Constant surveillance as a form of control is not new. Years before smartphones and social media, Jeremy Bentham designed a prison where thousands of inmates would suffer through a similar paranoid performative existence as Lacie’s in Black Mirror. He called it The Panopticon. It’s a circular building with cells on the outside surrounding a tower in the middle for the lone guard or source of surveillance. The guard can see out of the tower but none of the prisoners can see the guard. They know he may be looking but cannot be sure when. Bentham theorized this constant state of maybe being watched would force prisoners to act as if the guard was staring right at them all the time. Applying Bentham’s principle outside of jail and in the context of the Investigatory Powers Act, everything that accesses the Internet becomes a guard tower that may be sending your online activity to a government agency. The act is a big deal because it makes the idea of private social information becoming public a legitimate possibility. That said, just because something is searchable does not necessarily mean someone will look it up. The real fear in surveillance is not from being watched but being judged based on what the watcher saw. If something stands out, people will have more incentive to investigate and pass judgement on whatever behaviour caused the anomaly or is in someway different from the norm. Theoretically, when more data is available, the only way to maintain the same level of privacy as before is to give no reason for people to look at that data even though they now can.
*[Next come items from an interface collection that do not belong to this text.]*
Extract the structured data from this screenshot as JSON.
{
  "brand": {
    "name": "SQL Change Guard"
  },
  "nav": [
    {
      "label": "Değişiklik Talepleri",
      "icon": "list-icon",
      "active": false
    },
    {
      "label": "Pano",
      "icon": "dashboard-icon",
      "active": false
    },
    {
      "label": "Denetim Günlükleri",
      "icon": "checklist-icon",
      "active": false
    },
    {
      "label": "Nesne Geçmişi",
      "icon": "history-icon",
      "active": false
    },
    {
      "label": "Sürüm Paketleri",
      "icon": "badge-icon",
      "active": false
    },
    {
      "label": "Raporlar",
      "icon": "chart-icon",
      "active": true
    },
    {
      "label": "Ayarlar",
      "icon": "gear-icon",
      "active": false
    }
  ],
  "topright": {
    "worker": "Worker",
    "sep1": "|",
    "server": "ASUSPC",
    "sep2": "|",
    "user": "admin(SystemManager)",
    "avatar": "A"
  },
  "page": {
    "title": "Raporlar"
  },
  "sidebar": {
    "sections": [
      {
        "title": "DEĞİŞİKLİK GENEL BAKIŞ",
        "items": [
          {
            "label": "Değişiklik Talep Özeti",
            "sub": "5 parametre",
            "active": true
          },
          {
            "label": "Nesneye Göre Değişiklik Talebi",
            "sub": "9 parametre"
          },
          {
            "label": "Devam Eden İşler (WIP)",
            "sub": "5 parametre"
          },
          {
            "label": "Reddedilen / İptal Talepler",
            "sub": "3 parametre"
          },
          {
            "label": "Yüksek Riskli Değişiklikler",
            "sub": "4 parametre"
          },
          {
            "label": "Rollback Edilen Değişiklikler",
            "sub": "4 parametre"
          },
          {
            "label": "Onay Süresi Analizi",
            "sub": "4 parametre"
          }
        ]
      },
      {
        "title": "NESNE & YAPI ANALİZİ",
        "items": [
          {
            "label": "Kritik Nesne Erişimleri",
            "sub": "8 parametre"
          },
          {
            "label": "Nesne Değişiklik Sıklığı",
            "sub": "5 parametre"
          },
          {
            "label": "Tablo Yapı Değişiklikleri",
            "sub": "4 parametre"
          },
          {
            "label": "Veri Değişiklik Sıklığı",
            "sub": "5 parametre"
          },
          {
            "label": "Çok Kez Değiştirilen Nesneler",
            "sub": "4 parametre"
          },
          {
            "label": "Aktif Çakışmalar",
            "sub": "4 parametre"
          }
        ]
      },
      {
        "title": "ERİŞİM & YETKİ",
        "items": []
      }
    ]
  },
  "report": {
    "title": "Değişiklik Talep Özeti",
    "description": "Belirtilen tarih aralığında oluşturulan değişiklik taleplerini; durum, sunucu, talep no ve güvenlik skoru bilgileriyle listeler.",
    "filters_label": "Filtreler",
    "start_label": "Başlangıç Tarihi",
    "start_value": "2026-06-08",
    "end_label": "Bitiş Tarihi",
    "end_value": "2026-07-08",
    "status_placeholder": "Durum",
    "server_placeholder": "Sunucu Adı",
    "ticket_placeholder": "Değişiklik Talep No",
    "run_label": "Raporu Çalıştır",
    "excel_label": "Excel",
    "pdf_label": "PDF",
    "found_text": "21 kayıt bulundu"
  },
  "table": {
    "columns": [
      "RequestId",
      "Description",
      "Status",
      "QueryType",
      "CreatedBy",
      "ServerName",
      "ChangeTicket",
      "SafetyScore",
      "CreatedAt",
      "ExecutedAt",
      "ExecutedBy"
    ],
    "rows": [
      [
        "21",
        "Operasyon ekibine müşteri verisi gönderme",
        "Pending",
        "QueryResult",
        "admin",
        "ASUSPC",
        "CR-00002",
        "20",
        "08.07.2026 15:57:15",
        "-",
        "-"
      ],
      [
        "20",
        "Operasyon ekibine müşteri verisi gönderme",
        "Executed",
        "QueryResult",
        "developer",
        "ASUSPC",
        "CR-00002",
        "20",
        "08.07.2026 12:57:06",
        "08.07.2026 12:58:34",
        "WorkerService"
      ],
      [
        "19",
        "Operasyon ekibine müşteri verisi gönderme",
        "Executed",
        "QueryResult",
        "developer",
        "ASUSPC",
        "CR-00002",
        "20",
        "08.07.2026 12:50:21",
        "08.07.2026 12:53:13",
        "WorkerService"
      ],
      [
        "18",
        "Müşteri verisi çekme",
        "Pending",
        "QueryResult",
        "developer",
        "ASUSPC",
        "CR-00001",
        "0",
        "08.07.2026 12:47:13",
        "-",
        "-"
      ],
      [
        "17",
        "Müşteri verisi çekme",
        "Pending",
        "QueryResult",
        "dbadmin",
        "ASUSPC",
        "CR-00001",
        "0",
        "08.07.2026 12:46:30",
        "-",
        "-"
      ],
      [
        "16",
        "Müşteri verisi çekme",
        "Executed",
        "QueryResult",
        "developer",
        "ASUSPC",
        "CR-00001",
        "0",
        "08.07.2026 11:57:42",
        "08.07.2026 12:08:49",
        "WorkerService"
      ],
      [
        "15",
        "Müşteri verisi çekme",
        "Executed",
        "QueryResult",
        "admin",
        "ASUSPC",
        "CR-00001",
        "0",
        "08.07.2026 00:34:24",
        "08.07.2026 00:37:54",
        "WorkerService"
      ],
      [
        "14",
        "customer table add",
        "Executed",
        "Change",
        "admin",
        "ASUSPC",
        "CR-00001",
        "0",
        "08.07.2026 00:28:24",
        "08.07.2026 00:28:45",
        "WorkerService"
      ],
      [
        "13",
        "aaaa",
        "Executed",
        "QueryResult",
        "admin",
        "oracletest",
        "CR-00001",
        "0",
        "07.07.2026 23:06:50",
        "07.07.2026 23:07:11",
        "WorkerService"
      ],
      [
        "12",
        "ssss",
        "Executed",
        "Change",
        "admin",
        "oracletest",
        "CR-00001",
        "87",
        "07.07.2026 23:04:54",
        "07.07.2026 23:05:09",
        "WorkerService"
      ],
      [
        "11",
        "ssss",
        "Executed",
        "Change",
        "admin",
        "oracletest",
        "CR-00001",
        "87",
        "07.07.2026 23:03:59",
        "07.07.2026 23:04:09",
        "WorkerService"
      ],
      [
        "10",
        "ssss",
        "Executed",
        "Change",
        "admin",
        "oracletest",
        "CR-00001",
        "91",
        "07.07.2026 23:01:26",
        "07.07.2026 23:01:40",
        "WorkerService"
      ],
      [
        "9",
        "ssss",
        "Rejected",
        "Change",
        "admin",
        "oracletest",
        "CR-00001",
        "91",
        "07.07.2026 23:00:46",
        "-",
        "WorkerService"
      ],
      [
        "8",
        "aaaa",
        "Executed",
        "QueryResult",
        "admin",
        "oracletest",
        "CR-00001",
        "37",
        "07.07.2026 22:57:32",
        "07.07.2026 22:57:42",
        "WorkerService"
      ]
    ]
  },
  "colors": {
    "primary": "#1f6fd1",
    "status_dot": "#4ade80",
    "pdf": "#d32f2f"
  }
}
In this data driven world where our most intimate details are available, we can still find comfort in everyone else being equally exposed. Knowing the same discussion has been happening since Bentham, Orwell, and Huxley, it can be comforting to see privacy as a spectrum rather than a fixed concept. What is traditionally private will continue to evolve. It’s likely we will keep enjoying the ability to connect to each other and different devices through new technology. These new devices will determine what information remains off the grid and what you must trade to participate in an increasingly social digital society. The distinction between information not being available and not being acted on will grow much more apparent. As personal data becomes more accessible than ever, anonymity becomes the new privacy. The data is out there but so long as no one has the incentive to access it, any secrets are still as unexposed as they would have been had the data not been collected. This makes perpetual performance to avoid unwanted attention or someone making use of your available personal data the scariest consequence of increased surveillance. Its why Black Mirror is creepy and Bentham’s prison only needs one guard. Perhaps the scariest part about the Investigatory Powers Act is not the government’s increased surveillance abilities, but that we keep changing our behaviour when we feel someone is watching.